Where does the string "JSON" occur in the records below? Copy every line that holds it.
● ● ● ● ● ● ●
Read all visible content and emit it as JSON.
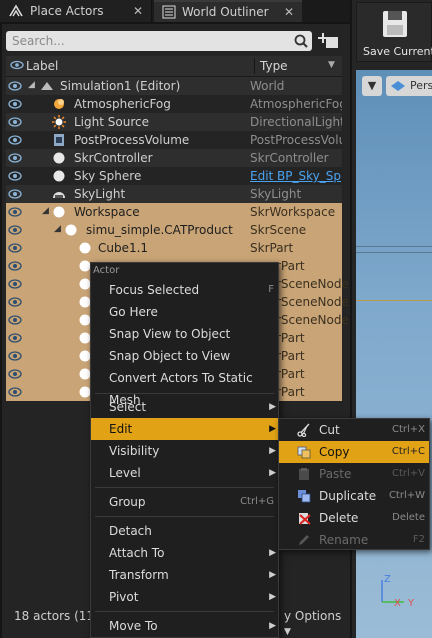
{
  "tabs": [
    {
      "label": "Place Actors"
    },
    {
      "label": "World Outliner"
    }
  ],
  "toolbar": {
    "save_label": "Save Current"
  },
  "viewport": {
    "perspective_label": "Pers"
  },
  "search": {
    "placeholder": "Search..."
  },
  "columns": {
    "label": "Label",
    "type": "Type"
  },
  "rows": [
    {
      "name": "Simulation1 (Editor)",
      "type": "World"
    },
    {
      "name": "AtmosphericFog",
      "type": "AtmosphericFog"
    },
    {
      "name": "Light Source",
      "type": "DirectionalLight"
    },
    {
      "name": "PostProcessVolume",
      "type": "PostProcessVolu"
    },
    {
      "name": "SkrController",
      "type": "SkrController"
    },
    {
      "name": "Sky Sphere",
      "type": "Edit BP_Sky_Sp"
    },
    {
      "name": "SkyLight",
      "type": "SkyLight"
    },
    {
      "name": "Workspace",
      "type": "SkrWorkspace"
    },
    {
      "name": "simu_simple.CATProduct",
      "type": "SkrScene"
    },
    {
      "name": "Cube1.1",
      "type": "SkrPart"
    },
    {
      "name": "",
      "type": "rPart"
    },
    {
      "name": "",
      "type": "rSceneNode"
    },
    {
      "name": "",
      "type": "rSceneNode"
    },
    {
      "name": "",
      "type": "rSceneNode"
    },
    {
      "name": "",
      "type": "rPart"
    },
    {
      "name": "",
      "type": "rPart"
    },
    {
      "name": "",
      "type": "rPart"
    },
    {
      "name": "",
      "type": "rPart"
    }
  ],
  "status": {
    "count": "18 actors (11",
    "view_options": "y Options"
  },
  "context_menu": {
    "header": "Actor",
    "items": [
      {
        "label": "Focus Selected",
        "shortcut": "F"
      },
      {
        "label": "Go Here"
      },
      {
        "label": "Snap View to Object"
      },
      {
        "label": "Snap Object to View"
      },
      {
        "label": "Convert Actors To Static Mesh"
      },
      {
        "label": "Select"
      },
      {
        "label": "Edit"
      },
      {
        "label": "Visibility"
      },
      {
        "label": "Level"
      },
      {
        "label": "Group",
        "shortcut": "Ctrl+G"
      },
      {
        "label": "Detach"
      },
      {
        "label": "Attach To"
      },
      {
        "label": "Transform"
      },
      {
        "label": "Pivot"
      },
      {
        "label": "Move To"
      }
    ]
  },
  "edit_submenu": {
    "items": [
      {
        "label": "Cut",
        "shortcut": "Ctrl+X",
        "icon": "scissors-icon"
      },
      {
        "label": "Copy",
        "shortcut": "Ctrl+C",
        "icon": "copy-icon"
      },
      {
        "label": "Paste",
        "shortcut": "Ctrl+V",
        "icon": "paste-icon"
      },
      {
        "label": "Duplicate",
        "shortcut": "Ctrl+W",
        "icon": "duplicate-icon"
      },
      {
        "label": "Delete",
        "shortcut": "Delete",
        "icon": "delete-icon"
      },
      {
        "label": "Rename",
        "shortcut": "F2",
        "icon": "rename-icon"
      }
    ]
  },
  "colors": {
    "selection": "#c9a476",
    "highlight": "#e2a216",
    "link": "#4aa3f0"
  }
}
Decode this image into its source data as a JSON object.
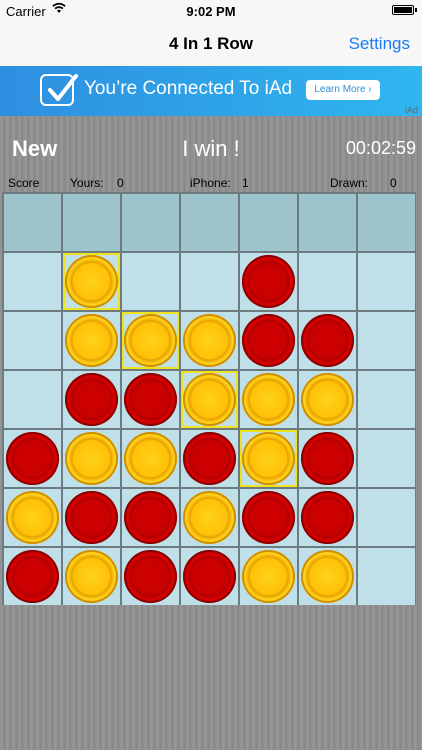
{
  "status": {
    "carrier": "Carrier",
    "time": "9:02 PM"
  },
  "nav": {
    "title": "4 In 1 Row",
    "settings": "Settings"
  },
  "ad": {
    "text": "You’re Connected To iAd",
    "button": "Learn More ›",
    "label": "iAd"
  },
  "game": {
    "new_label": "New",
    "message": "I win !",
    "timer": "00:02:59"
  },
  "score": {
    "score_label": "Score",
    "yours_label": "Yours:",
    "yours_value": "0",
    "iphone_label": "iPhone:",
    "iphone_value": "1",
    "drawn_label": "Drawn:",
    "drawn_value": "0"
  },
  "colors": {
    "red_disc": "#cc0000",
    "yellow_disc": "#ffc107",
    "cell": "#bfe0e8",
    "highlight": "#f0e21c",
    "link": "#1a7cf5"
  },
  "board": {
    "columns": 7,
    "rows": 7,
    "grid": [
      [
        "",
        "",
        "",
        "",
        "",
        "",
        ""
      ],
      [
        "",
        "Y",
        "",
        "",
        "R",
        "",
        ""
      ],
      [
        "",
        "Y",
        "Y",
        "Y",
        "R",
        "R",
        ""
      ],
      [
        "",
        "R",
        "R",
        "Y",
        "Y",
        "Y",
        ""
      ],
      [
        "R",
        "Y",
        "Y",
        "R",
        "Y",
        "R",
        ""
      ],
      [
        "Y",
        "R",
        "R",
        "Y",
        "R",
        "R",
        ""
      ],
      [
        "R",
        "Y",
        "R",
        "R",
        "Y",
        "Y",
        ""
      ]
    ],
    "winning_cells": [
      [
        1,
        1
      ],
      [
        2,
        2
      ],
      [
        3,
        3
      ],
      [
        4,
        4
      ]
    ]
  }
}
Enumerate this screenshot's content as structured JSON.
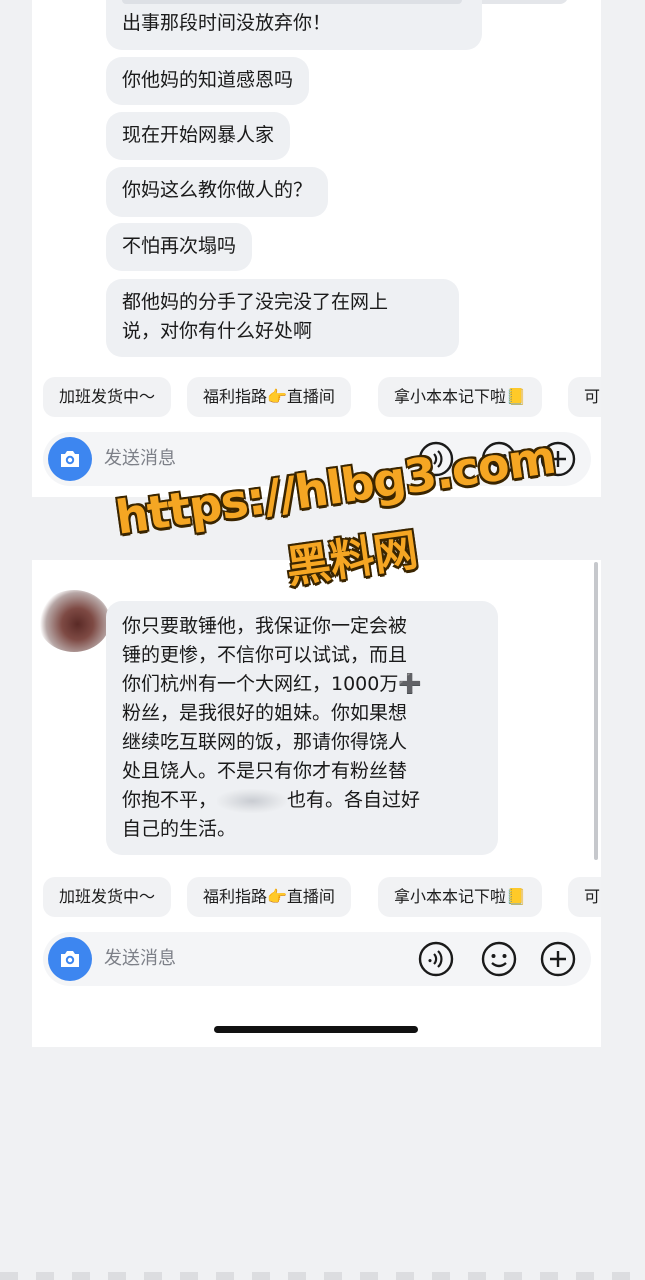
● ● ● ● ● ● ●
_Reply_:
Read all visible content and emit it as JSON.
Decode this image into its source data as a JSON object.
Enumerate this screenshot's content as structured JSON.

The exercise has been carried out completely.